"Generally, selecting a single, open standard is the best way to achieve interoperability and unrestricted re-use of public documents", says Brunet. 
"In our experience, ODF is not always fully supported by the European institutions in their external exchanges. For instance, EC public consultations are sometimes only released and/or answerable in PDF and Microsoft's version of OOXML. In such cases, ODF is supported only upon request and the documents may contain formatting errors. This is a problem for citizens and public administrations that choose to use an open standard for document editing."
 Official support
The Swiss Open Systems User Group welcomes the Commission's statement of support for ODF. Matthias Stürmer: "Although Switzerland is not a member state of the EU, we hope that the Swiss government and also the Swiss cantons follow this suggestion to officially support ODF documents."
Stürmer points to the country's highest court, the Federal Court, as an example. The court is using ODF for all of its electronic documents, and has been doing this for more than ten years. "This should help to convince other public administrations to also use ODF."

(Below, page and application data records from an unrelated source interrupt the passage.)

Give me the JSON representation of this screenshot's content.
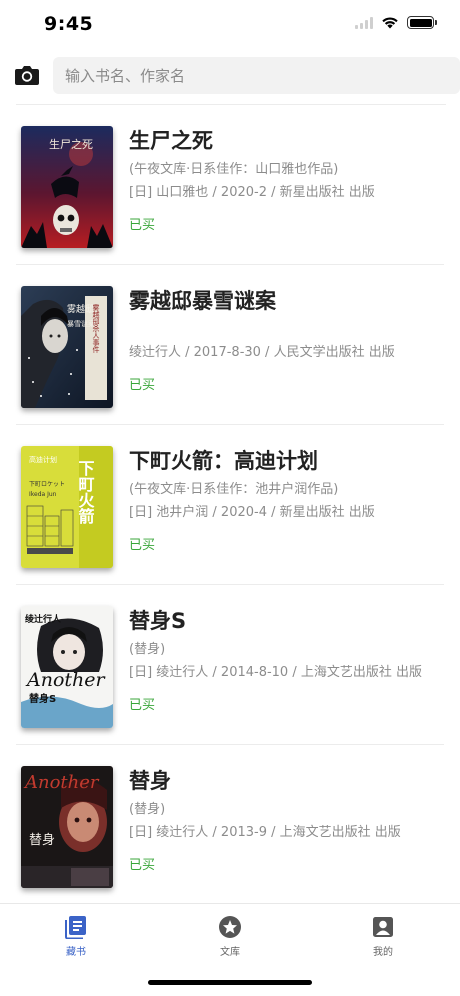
{
  "status_bar": {
    "time": "9:45"
  },
  "search": {
    "placeholder": "输入书名、作家名"
  },
  "books": [
    {
      "title": "生尸之死",
      "series": "(午夜文库·日系佳作：山口雅也作品)",
      "meta": "[日] 山口雅也 / 2020-2 / 新星出版社 出版",
      "status": "已买"
    },
    {
      "title": "雾越邸暴雪谜案",
      "series": "",
      "meta": "绫辻行人 / 2017-8-30 / 人民文学出版社 出版",
      "status": "已买"
    },
    {
      "title": "下町火箭：高迪计划",
      "series": "(午夜文库·日系佳作：池井户润作品)",
      "meta": "[日] 池井户润 / 2020-4 / 新星出版社 出版",
      "status": "已买"
    },
    {
      "title": "替身S",
      "series": "(替身)",
      "meta": "[日] 绫辻行人 / 2014-8-10 / 上海文艺出版社 出版",
      "status": "已买"
    },
    {
      "title": "替身",
      "series": "(替身)",
      "meta": "[日] 绫辻行人 / 2013-9 / 上海文艺出版社 出版",
      "status": "已买"
    }
  ],
  "covers": {
    "book1": "生尸之死",
    "book2": {
      "title": "雾越邸",
      "subtitle": "暴雪谜案",
      "side": "雾越邸杀人事件"
    },
    "book3": {
      "vertical": "下町火箭",
      "small": "高迪计划",
      "jp": "下町ロケット",
      "author": "Ikeda Jun"
    },
    "book4": {
      "author": "绫辻行人",
      "latin": "Another",
      "title": "替身S"
    },
    "book5": {
      "latin": "Another",
      "title": "替身"
    }
  },
  "tabs": [
    {
      "label": "藏书",
      "icon": "bookshelf-icon",
      "active": true
    },
    {
      "label": "文库",
      "icon": "star-badge-icon",
      "active": false
    },
    {
      "label": "我的",
      "icon": "profile-icon",
      "active": false
    }
  ],
  "colors": {
    "accent": "#3b63c7",
    "status_green": "#3aa63a",
    "text_secondary": "#8c8c8c"
  }
}
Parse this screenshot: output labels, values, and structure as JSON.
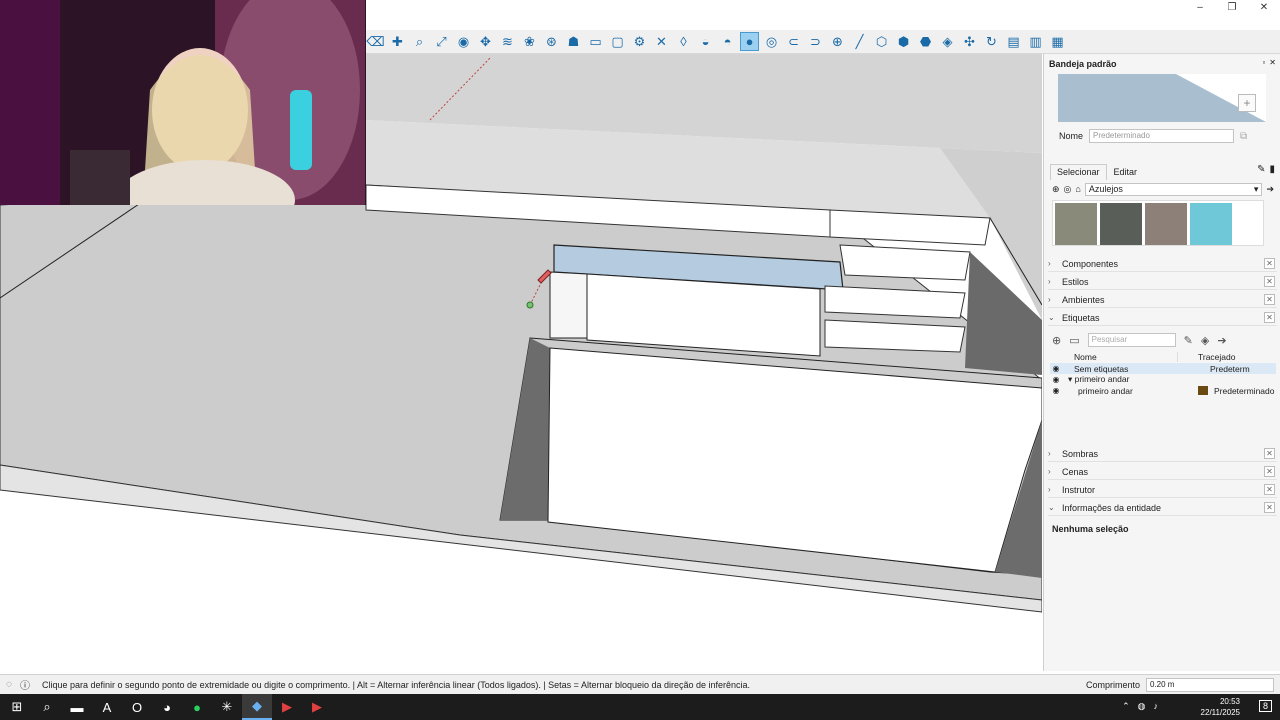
{
  "window": {
    "controls": [
      "–",
      "❐",
      "✕"
    ]
  },
  "toolbar": {
    "tools": [
      "eraser-icon",
      "paint-icon",
      "zoom-icon",
      "zoom-extents-icon",
      "orbit-icon",
      "pan-icon",
      "walk-icon",
      "look-icon",
      "section-icon",
      "component-icon",
      "select-icon",
      "rectangle-icon",
      "settings-icon",
      "close-icon",
      "fog-icon",
      "water-icon",
      "shadow-icon",
      "drop-icon",
      "style-icon",
      "magnet-icon",
      "magnet-active-icon",
      "add-icon",
      "line-icon",
      "cube-icon",
      "cube2-icon",
      "cube3-icon",
      "cube4-icon",
      "move-icon",
      "rotate-icon",
      "layer-icon",
      "layer2-icon",
      "layer3-icon"
    ],
    "active_tool": "drop-icon"
  },
  "panel": {
    "title": "Bandeja padrão",
    "name_label": "Nome",
    "name_placeholder": "Predeterminado",
    "tabs": [
      "Selecionar",
      "Editar"
    ],
    "library": "Azulejos",
    "swatches": [
      "#8a8a7a",
      "#5a5e58",
      "#8c8078",
      "#6fc8d8"
    ],
    "sections": [
      {
        "label": "Componentes",
        "expanded": false
      },
      {
        "label": "Estilos",
        "expanded": false
      },
      {
        "label": "Ambientes",
        "expanded": false
      },
      {
        "label": "Etiquetas",
        "expanded": true
      }
    ],
    "tags": {
      "search_placeholder": "Pesquisar",
      "col_name": "Nome",
      "col_dash": "Tracejado",
      "rows": [
        {
          "name": "Sem etiquetas",
          "dash": "Predeterm",
          "selected": true
        },
        {
          "name": "▾ primeiro andar",
          "dash": "",
          "selected": false
        },
        {
          "name": "primeiro andar",
          "dash": "Predeterminado",
          "selected": false
        }
      ]
    },
    "lower_sections": [
      {
        "label": "Sombras",
        "expanded": false
      },
      {
        "label": "Cenas",
        "expanded": false
      },
      {
        "label": "Instrutor",
        "expanded": false
      },
      {
        "label": "Informações da entidade",
        "expanded": true
      }
    ],
    "entity_info": "Nenhuma seleção"
  },
  "status": {
    "hint": "Clique para definir o segundo ponto de extremidade ou digite o comprimento. | Alt = Alternar inferência linear (Todos ligados). | Setas = Alternar bloqueio da direção de inferência.",
    "measure_label": "Comprimento",
    "measure_value": "0.20 m"
  },
  "taskbar": {
    "icons": [
      "windows-icon",
      "search-icon",
      "file-explorer-icon",
      "app-a-icon",
      "opera-icon",
      "discord-icon",
      "spotify-icon",
      "chatgpt-icon",
      "sketchup-icon",
      "app-red-icon",
      "app-red2-icon"
    ],
    "active": "sketchup-icon",
    "time": "20:53",
    "date": "22/11/2025",
    "notifications": "8"
  }
}
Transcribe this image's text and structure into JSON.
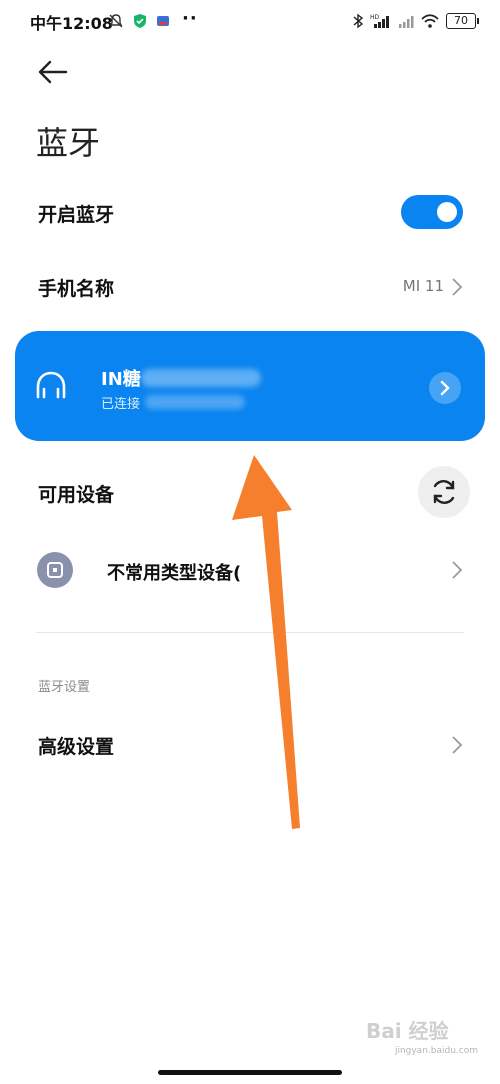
{
  "status_bar": {
    "time": "中午12:08",
    "battery": "70"
  },
  "header": {
    "title": "蓝牙"
  },
  "bluetooth_toggle": {
    "label": "开启蓝牙",
    "state": "on"
  },
  "device_name": {
    "label": "手机名称",
    "value": "MI 11"
  },
  "connected_device": {
    "name": "IN糖",
    "status": "已连接"
  },
  "available_devices": {
    "label": "可用设备",
    "items": [
      {
        "label": "不常用类型设备("
      }
    ]
  },
  "section_header": "蓝牙设置",
  "advanced": {
    "label": "高级设置"
  },
  "watermark": {
    "logo_text": "Bai 经验",
    "url": "jingyan.baidu.com"
  },
  "colors": {
    "accent_blue": "#0a84f0",
    "annotation_orange": "#f57f2c"
  }
}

I find this really affirming. Yes, to be sure, it's policy not fact; yes, it's not stated what the path to enact it will be; yes, it's the case that we've seen versions of this before, even on a transnational level. But this policy declaration comes at a time when the idea of a monopoly on the desktop--Microsoft's and its formats--is increasingly seen as close to irrelevant. That's not because Linux has won the hearts and keyboards of the world (or Europe). Nor is it because Apple's OS X has. It's because the mobile environment is seen as pretty much the future environment. That's not to say that the desktop is about to follow the word processor and typewriter, nor is it to declare that we must all get used to using cramped virtual keyboards on small smudgy screens. But it is to say that the mobile devices that will come in the next few years will be replacing--and also adding elements none of us can really foresee--that 20th century icon, the desktop.

But for this kind of future to work, where documents of whatever sort can be created and shared among mobile and desktop devices, requires open standards. An open standard does not lock the user or buyer into a particular vendor's brand. One can use either open source or not, however one wishes. ("One" including the enterprise class buyer.) It means, too, that municpalities--all polities, really--need to be mindful of the software choices they make. By this, I don't mean to suggest that there should be a disruption of purchasing, which is asking for trouble and intractability. It would also be difficult to plan future purchases and maintenance if the applications and their status were always uncertain. (Let alone ask for reasonable support and training.)

Rather, an emphasis on open standards and applications implementing them to an agreed-upon degree would provide both for application flexibility as well as device interoperability.

But what mobile devices actually support ODF editing today? (I mean natively, not just via HTML5 or equivalent.)